(The Center Square) – The Iowa Senate is considering a bill to restructure grants to broadband companies in order to increase services in underserved areas of the state.
A subcommittee of the Iowa Senate’s Commerce committee met Feb. 11 to discuss the bill, SSB 1089, which would require the office of the chief information officer to periodically determine whether a communications service provider facilitates broadband service that meets a series of tiered download and upload speeds.
The tiers – 1, 2 and 3 – would determine the level of grant funding available through the Empower Rural Iowa Broadband Grant Program to companies.
The office would grant up to 75% of a communications service provider’s project costs for tier 1 broadband service: minimum download speed of less than 25 Mbps and minimum upload speed of less than 3 Mbps; Tier 2, which is eligible for up to 50% project costs funding, would require download speeds of 25 Mbps to 50 Mbps and a minimum upload speed of at least 3 Mbps; and Tier 3, minimum download speed of 50 to 80 Mbps, would be eligible for a 35% project costs allotment.
Jeffrey Westling is a Technology & Innovation Policy Fellow at the Washington, D.C., R Street think tank.
“Iowa actually does a really good job because the state passed what is generally known as a small cell bill,” Westling told The Center Square in an email.
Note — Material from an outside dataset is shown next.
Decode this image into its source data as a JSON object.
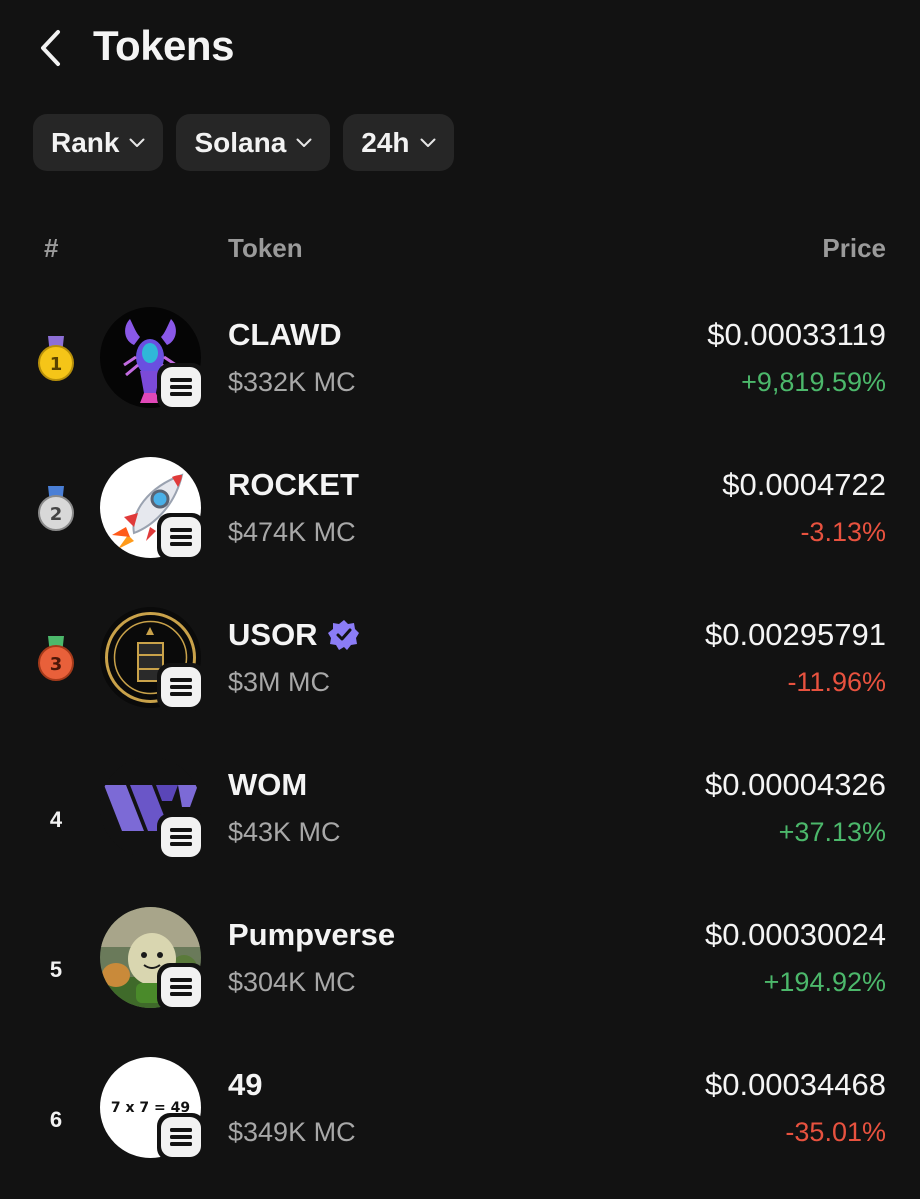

Iowa received a B+ and a score of 88 on the 2020 Broadband Scorecard Report that R Street released this week.
The report compares states based on the laws they use to govern the regulatory review process for broadband deployment. The factors involved include local government’s management of the public rights-of-way that broadband providers need access to, permitting review, franchising and zoning.
“These bills establish shot clocks and fee caps for review of deployment of small wireless facilities (basically small cell phone towers which are necessary for 5G networks)," Westling wrote. "In Iowa, this means a local government must process an application to attach a small cell to an existing structure within 90 days, and localities can only charge what it costs to process the review.”
Westling also praised Iowa’s laws for wireline providers and limiting franchise fees.
“All of these types of provisions lower the regulatory costs on broadband providers as they deploy the infrastructure, making the business case stronger for deployment to more communities,” Westling said.
“It may sound benign, but providers often need to get thousands of permits for just a single city, and the costs quickly become a barrier as the providers need to sort through different rules and lengthy delays. The major markets will still see deployment regardless, but communities on the edge may have to wait longer or pay more for next generation services.”
Even with streamlining regulations, however, deploying infrastructure in many communities does not allow providers to be profitable for a basic connection, let alone next generation networks, Westling explained.
“That is why we have seen many states begin to explore options like grant programs, which target unserved areas of the state. Subsidy programs go beyond the scope of our scorecard, but it is important for state legislators to remember that grants still come from the taxpayers, and regulatory red tape can limit the value of each dollar spent. Therefore, states should continue to look towards streamlining local review processes even if they decide to pursue deployment subsidies,” he said.
Subsidies and grants can help or even be necessary, but the requirements of the program make a difference, he noted.
“Users tend to not need upload speeds similar to download speeds, and focusing subsidies on 100 Mbps upload seems very excessive to me when many people can't even get connected,” Westling said.